WORK TASK> When you restate the data, keep every word as it is and drop the images.

══════════

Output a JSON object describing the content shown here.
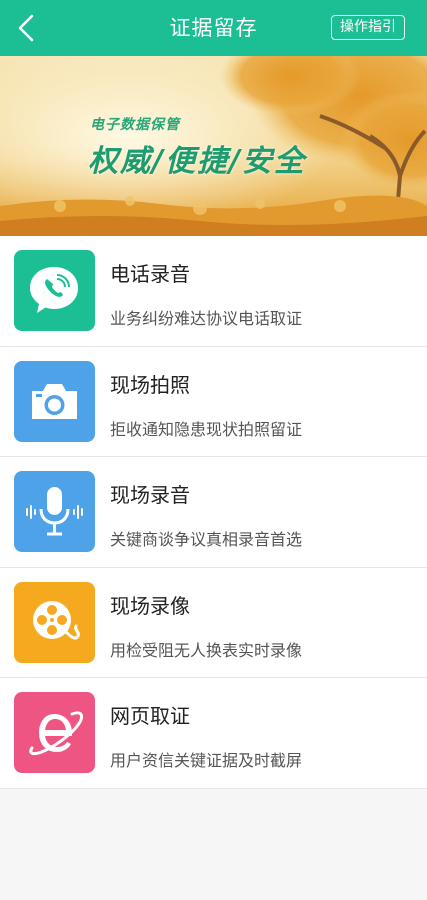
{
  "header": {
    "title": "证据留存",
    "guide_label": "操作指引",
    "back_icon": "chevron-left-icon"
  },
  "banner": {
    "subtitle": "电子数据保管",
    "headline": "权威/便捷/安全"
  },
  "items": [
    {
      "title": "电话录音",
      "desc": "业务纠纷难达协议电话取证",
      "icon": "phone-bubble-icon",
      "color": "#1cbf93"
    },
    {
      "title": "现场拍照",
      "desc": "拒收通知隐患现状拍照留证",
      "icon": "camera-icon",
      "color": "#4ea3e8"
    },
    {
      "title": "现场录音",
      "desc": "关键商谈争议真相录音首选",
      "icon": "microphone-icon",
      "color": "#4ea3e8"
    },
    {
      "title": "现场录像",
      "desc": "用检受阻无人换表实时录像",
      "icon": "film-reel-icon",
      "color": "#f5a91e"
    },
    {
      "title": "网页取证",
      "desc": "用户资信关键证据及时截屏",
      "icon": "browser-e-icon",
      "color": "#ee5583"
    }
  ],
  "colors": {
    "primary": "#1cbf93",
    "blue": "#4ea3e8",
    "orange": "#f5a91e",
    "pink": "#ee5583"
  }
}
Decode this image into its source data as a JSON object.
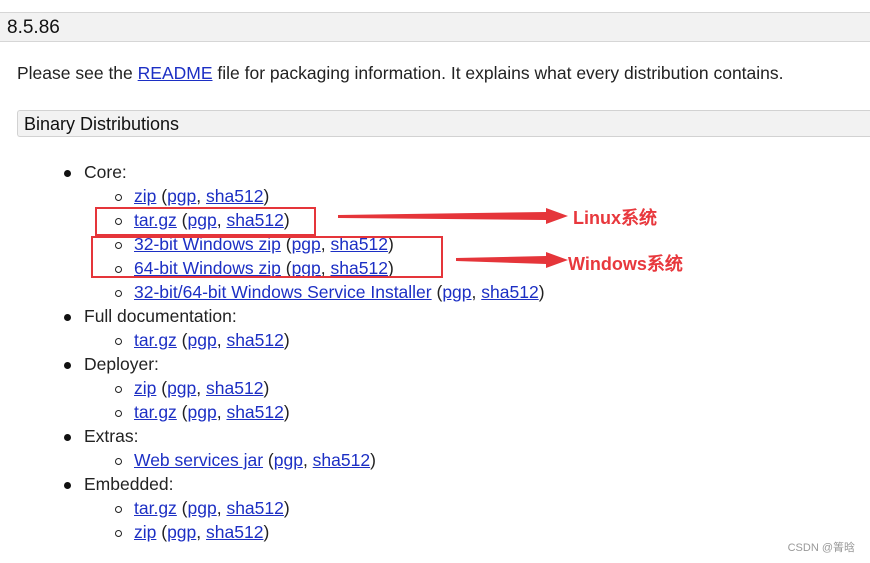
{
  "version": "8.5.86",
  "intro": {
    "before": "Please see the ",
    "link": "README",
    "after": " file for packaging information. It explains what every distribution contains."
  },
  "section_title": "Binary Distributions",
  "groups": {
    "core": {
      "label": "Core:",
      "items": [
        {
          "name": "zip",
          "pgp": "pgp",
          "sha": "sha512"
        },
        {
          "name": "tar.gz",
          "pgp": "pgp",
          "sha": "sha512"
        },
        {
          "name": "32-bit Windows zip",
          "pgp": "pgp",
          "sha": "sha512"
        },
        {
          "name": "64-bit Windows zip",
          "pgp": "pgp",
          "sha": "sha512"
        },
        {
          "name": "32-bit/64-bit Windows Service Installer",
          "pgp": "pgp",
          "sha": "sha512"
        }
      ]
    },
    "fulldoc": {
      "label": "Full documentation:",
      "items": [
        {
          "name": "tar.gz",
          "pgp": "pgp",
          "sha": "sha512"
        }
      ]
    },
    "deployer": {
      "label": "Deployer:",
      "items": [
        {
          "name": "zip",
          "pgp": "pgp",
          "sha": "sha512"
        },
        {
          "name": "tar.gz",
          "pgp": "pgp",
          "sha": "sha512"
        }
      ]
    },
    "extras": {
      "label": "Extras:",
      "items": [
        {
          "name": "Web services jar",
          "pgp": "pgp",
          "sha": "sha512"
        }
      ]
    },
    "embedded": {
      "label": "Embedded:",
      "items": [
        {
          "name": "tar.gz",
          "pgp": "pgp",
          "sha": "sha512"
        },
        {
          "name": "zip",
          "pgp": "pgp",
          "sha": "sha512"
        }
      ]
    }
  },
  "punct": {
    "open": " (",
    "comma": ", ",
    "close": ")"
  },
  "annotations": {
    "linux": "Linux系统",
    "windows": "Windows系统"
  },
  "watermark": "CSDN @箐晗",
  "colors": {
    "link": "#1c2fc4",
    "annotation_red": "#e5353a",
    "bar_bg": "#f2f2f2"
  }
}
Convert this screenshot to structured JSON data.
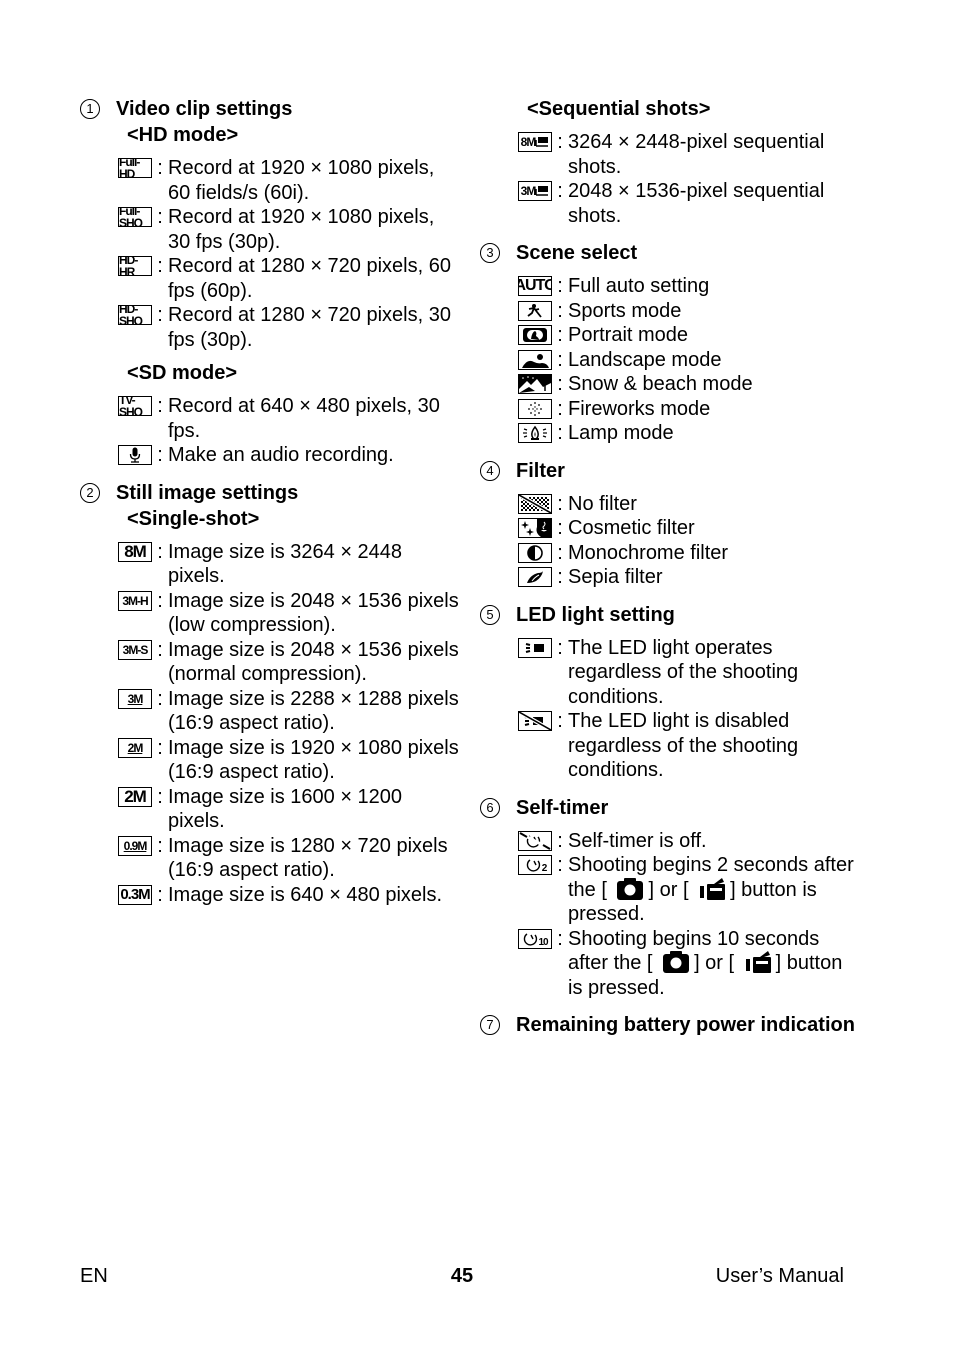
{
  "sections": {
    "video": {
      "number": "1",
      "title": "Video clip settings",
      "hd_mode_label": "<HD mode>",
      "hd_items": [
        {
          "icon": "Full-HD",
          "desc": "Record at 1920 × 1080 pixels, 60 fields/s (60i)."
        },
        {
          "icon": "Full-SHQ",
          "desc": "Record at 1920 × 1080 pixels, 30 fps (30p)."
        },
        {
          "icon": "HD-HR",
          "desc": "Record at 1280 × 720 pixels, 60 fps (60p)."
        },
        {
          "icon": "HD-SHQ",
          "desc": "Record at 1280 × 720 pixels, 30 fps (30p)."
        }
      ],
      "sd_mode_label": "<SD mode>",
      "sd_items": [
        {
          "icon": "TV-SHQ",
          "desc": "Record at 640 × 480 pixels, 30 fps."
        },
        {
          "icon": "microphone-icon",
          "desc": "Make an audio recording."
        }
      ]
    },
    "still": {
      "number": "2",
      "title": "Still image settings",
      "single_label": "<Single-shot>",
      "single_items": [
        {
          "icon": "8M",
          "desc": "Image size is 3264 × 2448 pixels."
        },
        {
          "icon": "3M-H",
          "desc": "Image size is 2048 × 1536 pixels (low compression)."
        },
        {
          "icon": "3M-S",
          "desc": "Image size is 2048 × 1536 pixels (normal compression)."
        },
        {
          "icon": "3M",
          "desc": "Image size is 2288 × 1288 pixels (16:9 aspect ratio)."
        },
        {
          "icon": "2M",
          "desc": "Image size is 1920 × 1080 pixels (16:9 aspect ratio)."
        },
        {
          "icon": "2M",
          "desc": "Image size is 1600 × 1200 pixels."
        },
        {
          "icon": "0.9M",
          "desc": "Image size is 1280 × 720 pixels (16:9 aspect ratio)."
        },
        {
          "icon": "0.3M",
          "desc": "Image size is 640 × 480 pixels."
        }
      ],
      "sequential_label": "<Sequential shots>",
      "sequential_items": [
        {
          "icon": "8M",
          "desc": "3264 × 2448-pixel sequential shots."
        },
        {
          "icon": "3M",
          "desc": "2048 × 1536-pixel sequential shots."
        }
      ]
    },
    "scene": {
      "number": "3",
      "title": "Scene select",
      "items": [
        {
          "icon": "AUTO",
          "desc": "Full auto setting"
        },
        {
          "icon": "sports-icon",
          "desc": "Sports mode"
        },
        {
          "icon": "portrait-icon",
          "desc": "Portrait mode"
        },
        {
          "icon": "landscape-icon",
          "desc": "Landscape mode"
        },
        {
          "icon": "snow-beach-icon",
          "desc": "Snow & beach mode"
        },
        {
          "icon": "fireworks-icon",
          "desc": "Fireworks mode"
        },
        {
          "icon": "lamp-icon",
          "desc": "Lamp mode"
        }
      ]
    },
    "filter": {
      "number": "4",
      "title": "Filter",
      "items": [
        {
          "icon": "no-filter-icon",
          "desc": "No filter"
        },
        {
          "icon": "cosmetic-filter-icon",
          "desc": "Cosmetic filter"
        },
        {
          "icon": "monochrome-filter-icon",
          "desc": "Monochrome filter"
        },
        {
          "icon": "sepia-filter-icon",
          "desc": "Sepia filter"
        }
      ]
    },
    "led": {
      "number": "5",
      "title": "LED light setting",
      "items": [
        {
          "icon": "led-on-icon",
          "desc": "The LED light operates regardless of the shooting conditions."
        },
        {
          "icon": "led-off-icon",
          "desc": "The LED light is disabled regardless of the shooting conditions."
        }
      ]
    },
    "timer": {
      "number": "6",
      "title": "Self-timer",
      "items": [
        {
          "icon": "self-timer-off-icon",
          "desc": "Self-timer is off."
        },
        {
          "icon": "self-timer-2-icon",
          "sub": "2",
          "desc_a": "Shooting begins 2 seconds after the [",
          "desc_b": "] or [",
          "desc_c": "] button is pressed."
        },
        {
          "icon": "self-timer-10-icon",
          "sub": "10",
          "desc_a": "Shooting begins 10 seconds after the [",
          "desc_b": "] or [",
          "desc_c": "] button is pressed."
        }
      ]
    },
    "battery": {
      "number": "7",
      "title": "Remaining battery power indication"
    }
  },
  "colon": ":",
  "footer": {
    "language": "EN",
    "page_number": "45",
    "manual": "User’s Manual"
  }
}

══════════

ANSWER FOR THIS EXERCISE>
Output a JSON object describing the content shown here.
{
  "header": {
    "title": "证据留存",
    "guide_label": "操作指引",
    "back_icon": "chevron-left-icon"
  },
  "banner": {
    "subtitle": "电子数据保管",
    "headline": "权威/便捷/安全"
  },
  "items": [
    {
      "title": "电话录音",
      "desc": "业务纠纷难达协议电话取证",
      "icon": "phone-bubble-icon",
      "color": "#1cbf93"
    },
    {
      "title": "现场拍照",
      "desc": "拒收通知隐患现状拍照留证",
      "icon": "camera-icon",
      "color": "#4ea3e8"
    },
    {
      "title": "现场录音",
      "desc": "关键商谈争议真相录音首选",
      "icon": "microphone-icon",
      "color": "#4ea3e8"
    },
    {
      "title": "现场录像",
      "desc": "用检受阻无人换表实时录像",
      "icon": "film-reel-icon",
      "color": "#f5a91e"
    },
    {
      "title": "网页取证",
      "desc": "用户资信关键证据及时截屏",
      "icon": "browser-e-icon",
      "color": "#ee5583"
    }
  ],
  "colors": {
    "primary": "#1cbf93",
    "blue": "#4ea3e8",
    "orange": "#f5a91e",
    "pink": "#ee5583"
  }
}
Decode this image into its source data as a JSON object.
{
  "version": "8.5.86",
  "intro": {
    "before": "Please see the ",
    "link": "README",
    "after": " file for packaging information. It explains what every distribution contains."
  },
  "section_title": "Binary Distributions",
  "groups": {
    "core": {
      "label": "Core:",
      "items": [
        {
          "name": "zip",
          "pgp": "pgp",
          "sha": "sha512"
        },
        {
          "name": "tar.gz",
          "pgp": "pgp",
          "sha": "sha512"
        },
        {
          "name": "32-bit Windows zip",
          "pgp": "pgp",
          "sha": "sha512"
        },
        {
          "name": "64-bit Windows zip",
          "pgp": "pgp",
          "sha": "sha512"
        },
        {
          "name": "32-bit/64-bit Windows Service Installer",
          "pgp": "pgp",
          "sha": "sha512"
        }
      ]
    },
    "fulldoc": {
      "label": "Full documentation:",
      "items": [
        {
          "name": "tar.gz",
          "pgp": "pgp",
          "sha": "sha512"
        }
      ]
    },
    "deployer": {
      "label": "Deployer:",
      "items": [
        {
          "name": "zip",
          "pgp": "pgp",
          "sha": "sha512"
        },
        {
          "name": "tar.gz",
          "pgp": "pgp",
          "sha": "sha512"
        }
      ]
    },
    "extras": {
      "label": "Extras:",
      "items": [
        {
          "name": "Web services jar",
          "pgp": "pgp",
          "sha": "sha512"
        }
      ]
    },
    "embedded": {
      "label": "Embedded:",
      "items": [
        {
          "name": "tar.gz",
          "pgp": "pgp",
          "sha": "sha512"
        },
        {
          "name": "zip",
          "pgp": "pgp",
          "sha": "sha512"
        }
      ]
    }
  },
  "punct": {
    "open": " (",
    "comma": ", ",
    "close": ")"
  },
  "annotations": {
    "linux": "Linux系统",
    "windows": "Windows系统"
  },
  "watermark": "CSDN @箐晗",
  "colors": {
    "link": "#1c2fc4",
    "annotation_red": "#e5353a",
    "bar_bg": "#f2f2f2"
  }
}
Convert this screenshot to structured JSON data.
{
  "sections": {
    "video": {
      "number": "1",
      "title": "Video clip settings",
      "hd_mode_label": "<HD mode>",
      "hd_items": [
        {
          "icon": "Full-HD",
          "desc": "Record at 1920 × 1080 pixels, 60 fields/s (60i)."
        },
        {
          "icon": "Full-SHQ",
          "desc": "Record at 1920 × 1080 pixels, 30 fps (30p)."
        },
        {
          "icon": "HD-HR",
          "desc": "Record at 1280 × 720 pixels, 60 fps (60p)."
        },
        {
          "icon": "HD-SHQ",
          "desc": "Record at 1280 × 720 pixels, 30 fps (30p)."
        }
      ],
      "sd_mode_label": "<SD mode>",
      "sd_items": [
        {
          "icon": "TV-SHQ",
          "desc": "Record at 640 × 480 pixels, 30 fps."
        },
        {
          "icon": "microphone-icon",
          "desc": "Make an audio recording."
        }
      ]
    },
    "still": {
      "number": "2",
      "title": "Still image settings",
      "single_label": "<Single-shot>",
      "single_items": [
        {
          "icon": "8M",
          "desc": "Image size is 3264 × 2448 pixels."
        },
        {
          "icon": "3M-H",
          "desc": "Image size is 2048 × 1536 pixels (low compression)."
        },
        {
          "icon": "3M-S",
          "desc": "Image size is 2048 × 1536 pixels (normal compression)."
        },
        {
          "icon": "3M",
          "desc": "Image size is 2288 × 1288 pixels (16:9 aspect ratio)."
        },
        {
          "icon": "2M",
          "desc": "Image size is 1920 × 1080 pixels (16:9 aspect ratio)."
        },
        {
          "icon": "2M",
          "desc": "Image size is 1600 × 1200 pixels."
        },
        {
          "icon": "0.9M",
          "desc": "Image size is 1280 × 720 pixels (16:9 aspect ratio)."
        },
        {
          "icon": "0.3M",
          "desc": "Image size is 640 × 480 pixels."
        }
      ],
      "sequential_label": "<Sequential shots>",
      "sequential_items": [
        {
          "icon": "8M",
          "desc": "3264 × 2448-pixel sequential shots."
        },
        {
          "icon": "3M",
          "desc": "2048 × 1536-pixel sequential shots."
        }
      ]
    },
    "scene": {
      "number": "3",
      "title": "Scene select",
      "items": [
        {
          "icon": "AUTO",
          "desc": "Full auto setting"
        },
        {
          "icon": "sports-icon",
          "desc": "Sports mode"
        },
        {
          "icon": "portrait-icon",
          "desc": "Portrait mode"
        },
        {
          "icon": "landscape-icon",
          "desc": "Landscape mode"
        },
        {
          "icon": "snow-beach-icon",
          "desc": "Snow & beach mode"
        },
        {
          "icon": "fireworks-icon",
          "desc": "Fireworks mode"
        },
        {
          "icon": "lamp-icon",
          "desc": "Lamp mode"
        }
      ]
    },
    "filter": {
      "number": "4",
      "title": "Filter",
      "items": [
        {
          "icon": "no-filter-icon",
          "desc": "No filter"
        },
        {
          "icon": "cosmetic-filter-icon",
          "desc": "Cosmetic filter"
        },
        {
          "icon": "monochrome-filter-icon",
          "desc": "Monochrome filter"
        },
        {
          "icon": "sepia-filter-icon",
          "desc": "Sepia filter"
        }
      ]
    },
    "led": {
      "number": "5",
      "title": "LED light setting",
      "items": [
        {
          "icon": "led-on-icon",
          "desc": "The LED light operates regardless of the shooting conditions."
        },
        {
          "icon": "led-off-icon",
          "desc": "The LED light is disabled regardless of the shooting conditions."
        }
      ]
    },
    "timer": {
      "number": "6",
      "title": "Self-timer",
      "items": [
        {
          "icon": "self-timer-off-icon",
          "desc": "Self-timer is off."
        },
        {
          "icon": "self-timer-2-icon",
          "sub": "2",
          "desc_a": "Shooting begins 2 seconds after the [",
          "desc_b": "] or [",
          "desc_c": "] button is pressed."
        },
        {
          "icon": "self-timer-10-icon",
          "sub": "10",
          "desc_a": "Shooting begins 10 seconds after the [",
          "desc_b": "] or [",
          "desc_c": "] button is pressed."
        }
      ]
    },
    "battery": {
      "number": "7",
      "title": "Remaining battery power indication"
    }
  },
  "colon": ":",
  "footer": {
    "language": "EN",
    "page_number": "45",
    "manual": "User’s Manual"
  }
}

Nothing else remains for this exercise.